• Task item: The whole listing should be retyped exactly as it appears.

• Data to examine:
··········
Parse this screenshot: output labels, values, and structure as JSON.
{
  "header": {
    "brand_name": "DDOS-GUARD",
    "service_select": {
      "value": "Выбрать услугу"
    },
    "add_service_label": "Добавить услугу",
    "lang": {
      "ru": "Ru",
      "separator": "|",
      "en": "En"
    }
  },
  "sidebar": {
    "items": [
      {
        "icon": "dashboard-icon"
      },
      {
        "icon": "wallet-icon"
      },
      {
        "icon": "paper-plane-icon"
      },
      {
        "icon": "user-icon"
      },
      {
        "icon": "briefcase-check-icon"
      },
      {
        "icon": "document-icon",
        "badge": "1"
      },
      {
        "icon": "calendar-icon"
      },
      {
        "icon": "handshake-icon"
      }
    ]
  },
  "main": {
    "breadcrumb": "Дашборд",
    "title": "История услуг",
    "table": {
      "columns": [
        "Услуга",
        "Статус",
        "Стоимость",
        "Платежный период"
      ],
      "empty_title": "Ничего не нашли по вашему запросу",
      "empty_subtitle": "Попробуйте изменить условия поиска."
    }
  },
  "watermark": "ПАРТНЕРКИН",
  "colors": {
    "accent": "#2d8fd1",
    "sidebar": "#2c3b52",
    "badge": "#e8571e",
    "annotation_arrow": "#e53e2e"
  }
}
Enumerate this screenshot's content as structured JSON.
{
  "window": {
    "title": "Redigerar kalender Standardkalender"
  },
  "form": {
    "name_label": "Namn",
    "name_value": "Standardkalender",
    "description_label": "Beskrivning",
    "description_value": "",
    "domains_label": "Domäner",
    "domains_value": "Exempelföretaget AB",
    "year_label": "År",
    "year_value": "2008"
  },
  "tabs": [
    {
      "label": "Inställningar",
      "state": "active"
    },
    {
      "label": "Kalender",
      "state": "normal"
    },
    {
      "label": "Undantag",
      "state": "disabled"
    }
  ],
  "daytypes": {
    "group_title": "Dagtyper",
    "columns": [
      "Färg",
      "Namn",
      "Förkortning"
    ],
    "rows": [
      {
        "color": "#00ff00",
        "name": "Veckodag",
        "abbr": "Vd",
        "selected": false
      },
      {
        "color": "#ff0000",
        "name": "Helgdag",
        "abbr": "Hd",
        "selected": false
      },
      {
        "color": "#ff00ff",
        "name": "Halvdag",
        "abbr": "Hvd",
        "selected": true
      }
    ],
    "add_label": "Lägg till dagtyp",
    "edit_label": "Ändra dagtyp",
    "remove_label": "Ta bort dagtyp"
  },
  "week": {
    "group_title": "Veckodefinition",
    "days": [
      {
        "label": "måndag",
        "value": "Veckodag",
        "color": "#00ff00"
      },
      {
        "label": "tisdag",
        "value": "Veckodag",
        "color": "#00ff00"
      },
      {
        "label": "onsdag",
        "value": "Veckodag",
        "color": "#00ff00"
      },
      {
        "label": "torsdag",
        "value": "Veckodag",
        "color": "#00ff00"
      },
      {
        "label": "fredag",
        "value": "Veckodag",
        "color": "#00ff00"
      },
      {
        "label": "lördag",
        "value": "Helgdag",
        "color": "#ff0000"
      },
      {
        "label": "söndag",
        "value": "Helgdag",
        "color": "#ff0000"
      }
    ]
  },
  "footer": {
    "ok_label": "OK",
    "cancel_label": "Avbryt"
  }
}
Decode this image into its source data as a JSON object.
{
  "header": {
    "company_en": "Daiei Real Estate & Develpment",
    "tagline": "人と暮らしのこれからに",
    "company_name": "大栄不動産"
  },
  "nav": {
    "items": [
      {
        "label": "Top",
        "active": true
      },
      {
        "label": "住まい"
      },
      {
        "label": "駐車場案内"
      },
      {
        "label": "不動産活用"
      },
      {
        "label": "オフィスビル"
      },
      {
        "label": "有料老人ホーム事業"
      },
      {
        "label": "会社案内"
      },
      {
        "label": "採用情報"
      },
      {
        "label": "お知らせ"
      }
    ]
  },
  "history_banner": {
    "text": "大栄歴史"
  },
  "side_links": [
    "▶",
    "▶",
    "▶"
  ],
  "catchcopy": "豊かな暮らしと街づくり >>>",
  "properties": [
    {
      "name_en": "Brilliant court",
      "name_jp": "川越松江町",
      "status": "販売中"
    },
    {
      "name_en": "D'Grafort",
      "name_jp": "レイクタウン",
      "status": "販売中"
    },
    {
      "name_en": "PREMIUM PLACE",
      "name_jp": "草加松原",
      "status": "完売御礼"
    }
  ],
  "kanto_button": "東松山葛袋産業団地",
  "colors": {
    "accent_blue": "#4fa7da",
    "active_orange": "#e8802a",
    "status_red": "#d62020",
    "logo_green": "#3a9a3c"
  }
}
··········
• Exercise result:
Parse this screenshot: output labels, values, and structure as JSON.
{
  "header": {
    "brand_name": "DDOS-GUARD",
    "service_select": {
      "value": "Выбрать услугу"
    },
    "add_service_label": "Добавить услугу",
    "lang": {
      "ru": "Ru",
      "separator": "|",
      "en": "En"
    }
  },
  "sidebar": {
    "items": [
      {
        "icon": "dashboard-icon"
      },
      {
        "icon": "wallet-icon"
      },
      {
        "icon": "paper-plane-icon"
      },
      {
        "icon": "user-icon"
      },
      {
        "icon": "briefcase-check-icon"
      },
      {
        "icon": "document-icon",
        "badge": "1"
      },
      {
        "icon": "calendar-icon"
      },
      {
        "icon": "handshake-icon"
      }
    ]
  },
  "main": {
    "breadcrumb": "Дашборд",
    "title": "История услуг",
    "table": {
      "columns": [
        "Услуга",
        "Статус",
        "Стоимость",
        "Платежный период"
      ],
      "empty_title": "Ничего не нашли по вашему запросу",
      "empty_subtitle": "Попробуйте изменить условия поиска."
    }
  },
  "watermark": "ПАРТНЕРКИН",
  "colors": {
    "accent": "#2d8fd1",
    "sidebar": "#2c3b52",
    "badge": "#e8571e",
    "annotation_arrow": "#e53e2e"
  }
}
Enumerate this screenshot's content as structured JSON.
{
  "window": {
    "title": "Redigerar kalender Standardkalender"
  },
  "form": {
    "name_label": "Namn",
    "name_value": "Standardkalender",
    "description_label": "Beskrivning",
    "description_value": "",
    "domains_label": "Domäner",
    "domains_value": "Exempelföretaget AB",
    "year_label": "År",
    "year_value": "2008"
  },
  "tabs": [
    {
      "label": "Inställningar",
      "state": "active"
    },
    {
      "label": "Kalender",
      "state": "normal"
    },
    {
      "label": "Undantag",
      "state": "disabled"
    }
  ],
  "daytypes": {
    "group_title": "Dagtyper",
    "columns": [
      "Färg",
      "Namn",
      "Förkortning"
    ],
    "rows": [
      {
        "color": "#00ff00",
        "name": "Veckodag",
        "abbr": "Vd",
        "selected": false
      },
      {
        "color": "#ff0000",
        "name": "Helgdag",
        "abbr": "Hd",
        "selected": false
      },
      {
        "color": "#ff00ff",
        "name": "Halvdag",
        "abbr": "Hvd",
        "selected": true
      }
    ],
    "add_label": "Lägg till dagtyp",
    "edit_label": "Ändra dagtyp",
    "remove_label": "Ta bort dagtyp"
  },
  "week": {
    "group_title": "Veckodefinition",
    "days": [
      {
        "label": "måndag",
        "value": "Veckodag",
        "color": "#00ff00"
      },
      {
        "label": "tisdag",
        "value": "Veckodag",
        "color": "#00ff00"
      },
      {
        "label": "onsdag",
        "value": "Veckodag",
        "color": "#00ff00"
      },
      {
        "label": "torsdag",
        "value": "Veckodag",
        "color": "#00ff00"
      },
      {
        "label": "fredag",
        "value": "Veckodag",
        "color": "#00ff00"
      },
      {
        "label": "lördag",
        "value": "Helgdag",
        "color": "#ff0000"
      },
      {
        "label": "söndag",
        "value": "Helgdag",
        "color": "#ff0000"
      }
    ]
  },
  "footer": {
    "ok_label": "OK",
    "cancel_label": "Avbryt"
  }
}
Decode this image into its source data as a JSON object.
{
  "header": {
    "company_en": "Daiei Real Estate & Develpment",
    "tagline": "人と暮らしのこれからに",
    "company_name": "大栄不動産"
  },
  "nav": {
    "items": [
      {
        "label": "Top",
        "active": true
      },
      {
        "label": "住まい"
      },
      {
        "label": "駐車場案内"
      },
      {
        "label": "不動産活用"
      },
      {
        "label": "オフィスビル"
      },
      {
        "label": "有料老人ホーム事業"
      },
      {
        "label": "会社案内"
      },
      {
        "label": "採用情報"
      },
      {
        "label": "お知らせ"
      }
    ]
  },
  "history_banner": {
    "text": "大栄歴史"
  },
  "side_links": [
    "▶",
    "▶",
    "▶"
  ],
  "catchcopy": "豊かな暮らしと街づくり >>>",
  "properties": [
    {
      "name_en": "Brilliant court",
      "name_jp": "川越松江町",
      "status": "販売中"
    },
    {
      "name_en": "D'Grafort",
      "name_jp": "レイクタウン",
      "status": "販売中"
    },
    {
      "name_en": "PREMIUM PLACE",
      "name_jp": "草加松原",
      "status": "完売御礼"
    }
  ],
  "kanto_button": "東松山葛袋産業団地",
  "colors": {
    "accent_blue": "#4fa7da",
    "active_orange": "#e8802a",
    "status_red": "#d62020",
    "logo_green": "#3a9a3c"
  }
}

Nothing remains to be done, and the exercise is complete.